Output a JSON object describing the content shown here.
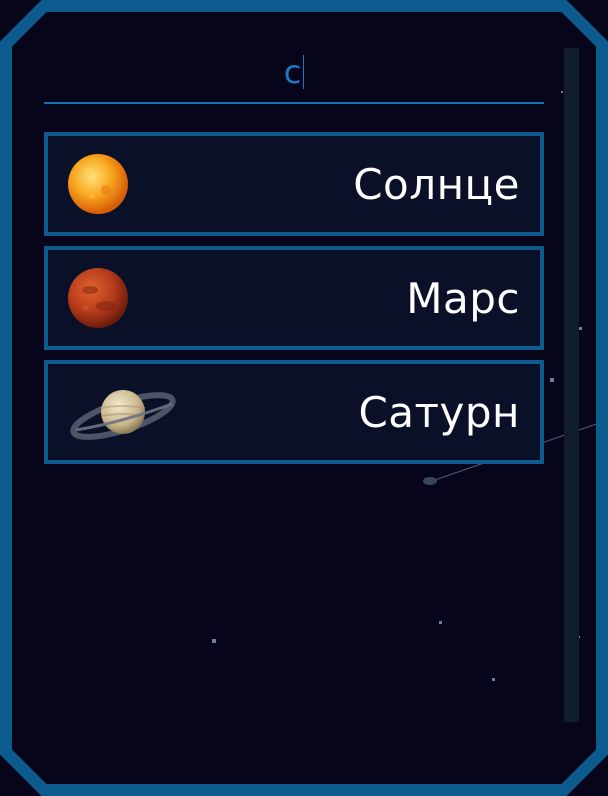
{
  "search": {
    "value": "с"
  },
  "planets": [
    {
      "name": "Солнце",
      "icon": "sun-icon"
    },
    {
      "name": "Марс",
      "icon": "mars-icon"
    },
    {
      "name": "Сатурн",
      "icon": "saturn-icon"
    }
  ],
  "colors": {
    "frame": "#0e5b8f",
    "background": "#06051a",
    "accent": "#1f78c4",
    "text": "#ffffff"
  }
}
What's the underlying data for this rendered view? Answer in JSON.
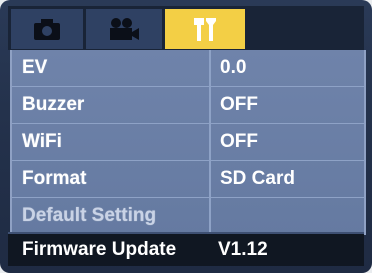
{
  "tabs": [
    {
      "icon": "camera-icon",
      "active": false
    },
    {
      "icon": "video-camera-icon",
      "active": false
    },
    {
      "icon": "settings-tools-icon",
      "active": true
    }
  ],
  "colors": {
    "active_tab": "#f3cf45",
    "menu_bg": "#6f83aa",
    "selected_row_bg": "#101722"
  },
  "menu": {
    "items": [
      {
        "label": "EV",
        "value": "0.0"
      },
      {
        "label": "Buzzer",
        "value": "OFF"
      },
      {
        "label": "WiFi",
        "value": "OFF"
      },
      {
        "label": "Format",
        "value": "SD Card"
      },
      {
        "label": "Default Setting",
        "value": ""
      }
    ],
    "selected": {
      "label": "Firmware Update",
      "value": "V1.12"
    }
  }
}
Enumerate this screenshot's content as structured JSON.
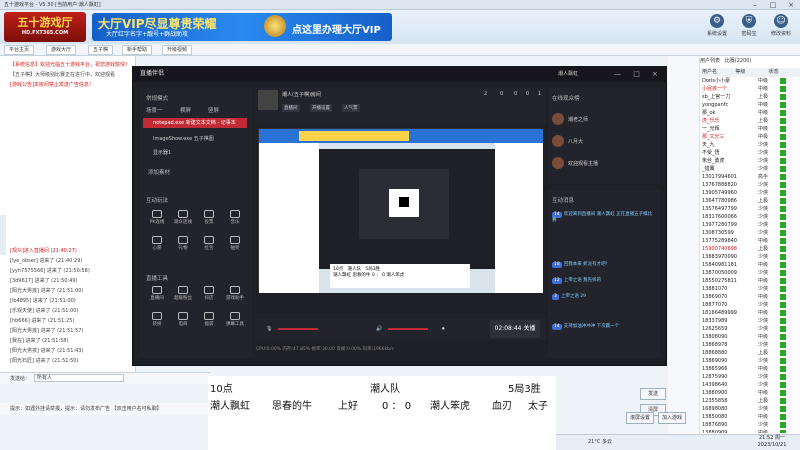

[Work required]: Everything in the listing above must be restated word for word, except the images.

[Result]:
Output a JSON object describing the content shown here.
{
  "search": {
    "value": "с"
  },
  "planets": [
    {
      "name": "Солнце",
      "icon": "sun-icon"
    },
    {
      "name": "Марс",
      "icon": "mars-icon"
    },
    {
      "name": "Сатурн",
      "icon": "saturn-icon"
    }
  ],
  "colors": {
    "frame": "#0e5b8f",
    "background": "#06051a",
    "accent": "#1f78c4",
    "text": "#ffffff"
  }
}
What's the underlying data for this rendered view? Answer in JSON.
{
  "tabs": [
    {
      "icon": "camera-icon",
      "active": false
    },
    {
      "icon": "video-camera-icon",
      "active": false
    },
    {
      "icon": "settings-tools-icon",
      "active": true
    }
  ],
  "colors": {
    "active_tab": "#f3cf45",
    "menu_bg": "#6f83aa",
    "selected_row_bg": "#101722"
  },
  "menu": {
    "items": [
      {
        "label": "EV",
        "value": "0.0"
      },
      {
        "label": "Buzzer",
        "value": "OFF"
      },
      {
        "label": "WiFi",
        "value": "OFF"
      },
      {
        "label": "Format",
        "value": "SD Card"
      },
      {
        "label": "Default Setting",
        "value": ""
      }
    ],
    "selected": {
      "label": "Firmware Update",
      "value": "V1.12"
    }
  }
}
Enumerate this screenshot's content as structured JSON.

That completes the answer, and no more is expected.